[Collection entries]
-*-*-

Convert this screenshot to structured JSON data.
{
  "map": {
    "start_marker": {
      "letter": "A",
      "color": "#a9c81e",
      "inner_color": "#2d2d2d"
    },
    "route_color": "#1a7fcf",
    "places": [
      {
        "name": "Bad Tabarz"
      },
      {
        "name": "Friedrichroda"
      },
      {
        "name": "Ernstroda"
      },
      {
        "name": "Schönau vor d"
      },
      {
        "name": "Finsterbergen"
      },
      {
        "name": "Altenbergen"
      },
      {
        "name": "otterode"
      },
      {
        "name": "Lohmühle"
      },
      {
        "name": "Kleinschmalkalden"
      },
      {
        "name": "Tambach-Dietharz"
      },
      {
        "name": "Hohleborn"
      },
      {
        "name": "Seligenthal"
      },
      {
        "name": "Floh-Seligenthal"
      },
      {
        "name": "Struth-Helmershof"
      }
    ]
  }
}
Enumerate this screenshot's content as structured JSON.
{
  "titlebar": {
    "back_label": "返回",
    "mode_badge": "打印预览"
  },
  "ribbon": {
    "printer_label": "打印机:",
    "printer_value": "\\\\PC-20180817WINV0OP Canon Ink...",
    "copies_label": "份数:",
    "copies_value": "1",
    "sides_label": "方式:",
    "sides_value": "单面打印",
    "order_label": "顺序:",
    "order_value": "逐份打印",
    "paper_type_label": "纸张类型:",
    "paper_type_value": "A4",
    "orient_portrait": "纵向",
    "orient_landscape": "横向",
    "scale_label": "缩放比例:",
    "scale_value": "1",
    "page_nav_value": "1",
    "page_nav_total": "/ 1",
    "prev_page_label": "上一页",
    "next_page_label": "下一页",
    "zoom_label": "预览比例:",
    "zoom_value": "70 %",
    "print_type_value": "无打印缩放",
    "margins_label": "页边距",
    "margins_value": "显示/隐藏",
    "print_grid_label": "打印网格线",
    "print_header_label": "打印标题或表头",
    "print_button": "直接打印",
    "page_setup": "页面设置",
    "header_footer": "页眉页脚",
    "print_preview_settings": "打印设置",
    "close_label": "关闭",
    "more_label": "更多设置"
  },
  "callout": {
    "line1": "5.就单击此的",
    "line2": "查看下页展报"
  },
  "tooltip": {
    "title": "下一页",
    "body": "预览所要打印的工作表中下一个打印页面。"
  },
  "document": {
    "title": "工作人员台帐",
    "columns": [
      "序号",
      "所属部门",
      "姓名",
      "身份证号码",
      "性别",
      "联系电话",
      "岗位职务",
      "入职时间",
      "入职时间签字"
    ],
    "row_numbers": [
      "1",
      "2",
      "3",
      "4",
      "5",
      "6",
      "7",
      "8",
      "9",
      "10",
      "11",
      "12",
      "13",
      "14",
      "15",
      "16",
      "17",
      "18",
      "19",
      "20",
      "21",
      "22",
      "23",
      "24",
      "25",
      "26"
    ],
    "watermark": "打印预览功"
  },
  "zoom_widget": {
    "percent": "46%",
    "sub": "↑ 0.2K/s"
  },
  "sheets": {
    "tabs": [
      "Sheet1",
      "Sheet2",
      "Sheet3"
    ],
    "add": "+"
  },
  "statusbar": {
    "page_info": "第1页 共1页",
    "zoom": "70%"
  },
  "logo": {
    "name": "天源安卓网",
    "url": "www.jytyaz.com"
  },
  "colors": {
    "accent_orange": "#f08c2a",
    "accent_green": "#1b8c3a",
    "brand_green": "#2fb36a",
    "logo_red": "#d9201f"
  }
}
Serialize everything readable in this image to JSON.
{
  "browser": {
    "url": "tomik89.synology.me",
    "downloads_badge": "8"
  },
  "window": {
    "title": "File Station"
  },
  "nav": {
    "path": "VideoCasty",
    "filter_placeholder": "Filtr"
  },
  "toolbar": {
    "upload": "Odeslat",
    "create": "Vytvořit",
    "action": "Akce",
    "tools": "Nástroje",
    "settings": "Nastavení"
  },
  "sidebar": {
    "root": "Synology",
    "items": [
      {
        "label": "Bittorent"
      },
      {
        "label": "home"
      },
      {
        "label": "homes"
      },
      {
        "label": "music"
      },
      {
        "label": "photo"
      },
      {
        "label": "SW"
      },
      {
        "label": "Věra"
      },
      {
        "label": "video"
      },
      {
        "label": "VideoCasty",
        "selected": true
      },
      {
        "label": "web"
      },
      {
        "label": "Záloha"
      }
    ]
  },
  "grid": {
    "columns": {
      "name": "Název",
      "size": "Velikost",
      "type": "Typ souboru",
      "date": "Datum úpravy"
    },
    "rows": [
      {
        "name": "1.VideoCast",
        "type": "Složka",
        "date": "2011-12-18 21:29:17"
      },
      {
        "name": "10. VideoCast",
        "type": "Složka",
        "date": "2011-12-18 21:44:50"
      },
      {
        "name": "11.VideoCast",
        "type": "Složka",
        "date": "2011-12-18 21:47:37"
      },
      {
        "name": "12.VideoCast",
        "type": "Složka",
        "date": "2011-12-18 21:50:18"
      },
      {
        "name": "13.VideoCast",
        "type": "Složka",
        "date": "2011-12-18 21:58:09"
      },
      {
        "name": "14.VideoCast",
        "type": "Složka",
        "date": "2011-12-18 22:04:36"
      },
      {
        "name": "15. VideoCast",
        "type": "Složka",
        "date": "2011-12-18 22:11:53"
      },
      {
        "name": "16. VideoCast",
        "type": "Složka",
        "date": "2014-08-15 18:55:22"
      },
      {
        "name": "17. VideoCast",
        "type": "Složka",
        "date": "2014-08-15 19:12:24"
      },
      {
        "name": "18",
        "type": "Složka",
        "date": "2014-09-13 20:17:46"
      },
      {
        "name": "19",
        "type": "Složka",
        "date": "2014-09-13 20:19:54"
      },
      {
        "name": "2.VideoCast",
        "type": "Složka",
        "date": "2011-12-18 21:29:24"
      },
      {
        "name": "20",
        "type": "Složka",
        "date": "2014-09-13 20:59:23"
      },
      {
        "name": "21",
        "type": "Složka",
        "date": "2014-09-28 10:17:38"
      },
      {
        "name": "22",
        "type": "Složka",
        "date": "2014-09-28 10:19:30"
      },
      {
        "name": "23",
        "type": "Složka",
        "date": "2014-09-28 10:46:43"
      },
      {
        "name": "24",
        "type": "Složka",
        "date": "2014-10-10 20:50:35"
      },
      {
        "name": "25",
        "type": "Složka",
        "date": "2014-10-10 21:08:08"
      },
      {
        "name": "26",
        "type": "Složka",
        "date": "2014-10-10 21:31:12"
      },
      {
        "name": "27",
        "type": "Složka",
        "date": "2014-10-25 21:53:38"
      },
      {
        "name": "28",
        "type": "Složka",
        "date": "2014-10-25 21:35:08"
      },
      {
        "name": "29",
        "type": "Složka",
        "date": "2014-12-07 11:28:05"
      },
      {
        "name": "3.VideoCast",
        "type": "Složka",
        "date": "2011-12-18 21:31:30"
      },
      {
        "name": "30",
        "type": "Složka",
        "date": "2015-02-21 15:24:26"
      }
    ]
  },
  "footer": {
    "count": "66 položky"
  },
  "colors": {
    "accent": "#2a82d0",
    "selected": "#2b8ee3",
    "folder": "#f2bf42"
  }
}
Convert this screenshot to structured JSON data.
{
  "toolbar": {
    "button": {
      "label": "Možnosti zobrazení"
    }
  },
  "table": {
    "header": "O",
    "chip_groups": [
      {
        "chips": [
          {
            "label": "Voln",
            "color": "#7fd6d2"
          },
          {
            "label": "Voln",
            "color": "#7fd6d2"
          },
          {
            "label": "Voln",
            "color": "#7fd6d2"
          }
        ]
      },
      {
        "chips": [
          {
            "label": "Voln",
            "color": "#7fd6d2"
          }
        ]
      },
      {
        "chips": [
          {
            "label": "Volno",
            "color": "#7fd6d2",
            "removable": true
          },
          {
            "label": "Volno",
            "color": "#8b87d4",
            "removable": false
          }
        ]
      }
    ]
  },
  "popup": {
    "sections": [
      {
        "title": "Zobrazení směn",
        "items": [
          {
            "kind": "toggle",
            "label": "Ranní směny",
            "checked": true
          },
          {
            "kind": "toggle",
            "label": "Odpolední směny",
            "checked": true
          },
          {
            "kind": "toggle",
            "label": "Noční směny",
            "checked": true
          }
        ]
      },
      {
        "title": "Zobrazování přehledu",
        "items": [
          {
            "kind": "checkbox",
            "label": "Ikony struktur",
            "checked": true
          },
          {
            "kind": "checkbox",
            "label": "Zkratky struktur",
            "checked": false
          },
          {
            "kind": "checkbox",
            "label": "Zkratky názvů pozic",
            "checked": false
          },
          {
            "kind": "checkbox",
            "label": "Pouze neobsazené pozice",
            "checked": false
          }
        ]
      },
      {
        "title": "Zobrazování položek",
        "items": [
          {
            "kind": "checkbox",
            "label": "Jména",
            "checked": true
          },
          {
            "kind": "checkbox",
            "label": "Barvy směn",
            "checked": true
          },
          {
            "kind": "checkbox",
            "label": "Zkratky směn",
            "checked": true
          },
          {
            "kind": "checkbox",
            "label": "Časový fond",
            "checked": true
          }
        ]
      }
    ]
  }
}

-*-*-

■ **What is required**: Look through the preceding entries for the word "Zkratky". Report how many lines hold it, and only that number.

■ **Solution**: 3